Measure around the pelvis.
S: 70.5-80.6cm (27 3/4-31 3/4")
M: 80.6-92.1cm (31 3/4-36 1/4")
L: 92.17-103.5cm (36 1/4-40 3/4")
XL: 103.5-114.9cm (40 3/4-45 1/4")
78% Cotton, 13% Rubber, 9% Polyester
- Provides compression around the affected area with targeted compression on the hernia, reducing the inguinal hernia
- Infinite adjustment for maximum comfort minimizes pressure over back musculature
- A simple hook and loop closure allows you to control the fit and compression of the truss
- Elastic band trusses should be put around the waist with the pad places in position and tightened to fit
How to wear:
- First, lay flat on the floor
- Unfasten the Velcro® between the two pads
- Wrap truss around pelvis as shown with removable pad in front.
- Fasten the front Velcro® to fit snugly (Once adjusted to fit the user on first application, the Velcro® strap between the pad pockets does not need to be re-adjusted for each application.)
- Pull the 2 straps between the legs to the back
- Thread through the buckles and adjust for a comfortable fit.
- Bilateral inguinal hernia

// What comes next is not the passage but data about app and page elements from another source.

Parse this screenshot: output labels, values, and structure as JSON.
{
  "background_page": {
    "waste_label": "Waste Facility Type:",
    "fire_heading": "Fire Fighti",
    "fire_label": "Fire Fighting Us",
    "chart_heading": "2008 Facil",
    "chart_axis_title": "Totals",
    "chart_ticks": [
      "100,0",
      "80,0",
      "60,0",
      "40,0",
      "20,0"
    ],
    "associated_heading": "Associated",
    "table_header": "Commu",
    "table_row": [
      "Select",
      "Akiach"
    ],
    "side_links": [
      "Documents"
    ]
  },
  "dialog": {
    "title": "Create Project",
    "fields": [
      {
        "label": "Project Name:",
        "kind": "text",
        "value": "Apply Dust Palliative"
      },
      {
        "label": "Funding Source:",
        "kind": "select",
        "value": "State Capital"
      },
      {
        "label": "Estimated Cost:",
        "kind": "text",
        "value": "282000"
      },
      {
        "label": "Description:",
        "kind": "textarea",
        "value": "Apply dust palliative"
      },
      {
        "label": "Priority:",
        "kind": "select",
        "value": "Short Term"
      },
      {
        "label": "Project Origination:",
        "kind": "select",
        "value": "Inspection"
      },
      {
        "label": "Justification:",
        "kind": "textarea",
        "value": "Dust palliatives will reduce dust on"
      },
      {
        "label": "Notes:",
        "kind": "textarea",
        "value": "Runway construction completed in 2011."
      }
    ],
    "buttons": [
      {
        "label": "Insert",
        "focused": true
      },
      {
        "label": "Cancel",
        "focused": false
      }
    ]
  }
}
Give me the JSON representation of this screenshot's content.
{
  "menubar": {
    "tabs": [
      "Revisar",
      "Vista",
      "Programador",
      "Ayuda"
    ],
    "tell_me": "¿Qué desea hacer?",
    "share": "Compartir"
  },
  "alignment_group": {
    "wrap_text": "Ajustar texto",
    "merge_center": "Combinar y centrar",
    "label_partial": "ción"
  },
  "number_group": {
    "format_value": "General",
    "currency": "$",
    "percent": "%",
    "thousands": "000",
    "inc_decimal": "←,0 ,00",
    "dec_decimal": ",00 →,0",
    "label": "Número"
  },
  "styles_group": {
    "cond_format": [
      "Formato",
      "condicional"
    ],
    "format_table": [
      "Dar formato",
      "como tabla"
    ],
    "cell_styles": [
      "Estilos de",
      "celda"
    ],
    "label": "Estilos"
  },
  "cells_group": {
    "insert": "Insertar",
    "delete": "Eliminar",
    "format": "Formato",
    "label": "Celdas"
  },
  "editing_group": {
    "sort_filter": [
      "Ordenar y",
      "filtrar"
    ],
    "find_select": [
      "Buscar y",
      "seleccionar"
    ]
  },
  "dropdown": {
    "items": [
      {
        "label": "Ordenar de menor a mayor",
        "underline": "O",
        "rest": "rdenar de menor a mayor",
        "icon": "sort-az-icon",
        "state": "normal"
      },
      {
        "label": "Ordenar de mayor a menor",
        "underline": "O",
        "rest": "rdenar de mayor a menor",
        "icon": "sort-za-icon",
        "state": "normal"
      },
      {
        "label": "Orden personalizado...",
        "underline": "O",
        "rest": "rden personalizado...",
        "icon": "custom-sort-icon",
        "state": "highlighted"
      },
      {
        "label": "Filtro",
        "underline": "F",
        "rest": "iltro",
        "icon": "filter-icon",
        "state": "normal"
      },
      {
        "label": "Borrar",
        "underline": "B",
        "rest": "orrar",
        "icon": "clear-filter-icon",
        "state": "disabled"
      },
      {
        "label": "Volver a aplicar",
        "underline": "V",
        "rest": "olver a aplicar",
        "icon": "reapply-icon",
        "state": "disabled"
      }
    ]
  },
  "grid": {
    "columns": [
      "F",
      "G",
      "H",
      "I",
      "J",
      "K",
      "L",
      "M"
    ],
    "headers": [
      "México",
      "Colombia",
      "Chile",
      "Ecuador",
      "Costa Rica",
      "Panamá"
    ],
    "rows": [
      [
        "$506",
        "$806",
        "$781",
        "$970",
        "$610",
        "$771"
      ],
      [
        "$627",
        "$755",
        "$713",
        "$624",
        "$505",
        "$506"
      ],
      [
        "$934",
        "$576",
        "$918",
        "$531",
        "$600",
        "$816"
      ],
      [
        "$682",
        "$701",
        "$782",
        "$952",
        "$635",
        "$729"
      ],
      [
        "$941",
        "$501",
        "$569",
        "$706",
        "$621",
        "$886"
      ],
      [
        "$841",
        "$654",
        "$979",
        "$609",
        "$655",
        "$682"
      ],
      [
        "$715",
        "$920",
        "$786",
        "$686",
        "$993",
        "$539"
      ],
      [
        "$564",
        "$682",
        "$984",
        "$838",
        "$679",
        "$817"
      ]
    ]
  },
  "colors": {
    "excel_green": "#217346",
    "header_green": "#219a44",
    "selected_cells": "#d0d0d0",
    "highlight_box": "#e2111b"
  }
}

The spine has three main sections, cervical, thoracic, and lumbar. There are seven cervical vertebrae (C1-C7), twelve thoracic (T1-T12), and five lumbar (L1-L5). In addition, there are two fused vertebrae, the sacrum and the coccyx. The twelve thoracic and five lumbar vertebrae make up the thoracolumbar spine. The cervical spine supports the head and allows anterior, posterior, and lateral flexion and extension, plus rotation of the head and neck. C2, called the axis, forms a pivot with C1, called the atlas, around which the head rotates on the cervical spine. Normal curvature is lordotic (eyes pointing up). The thoracolumbar spine (T1-L5) has two normal curvatures, lordotic in the lumbar region and kyphotic in the thoracic region. The primary spinal functions are to maintain an erect posture, provide stability and mobility, transmit loads, absorb shocks, and protect the spinal cord.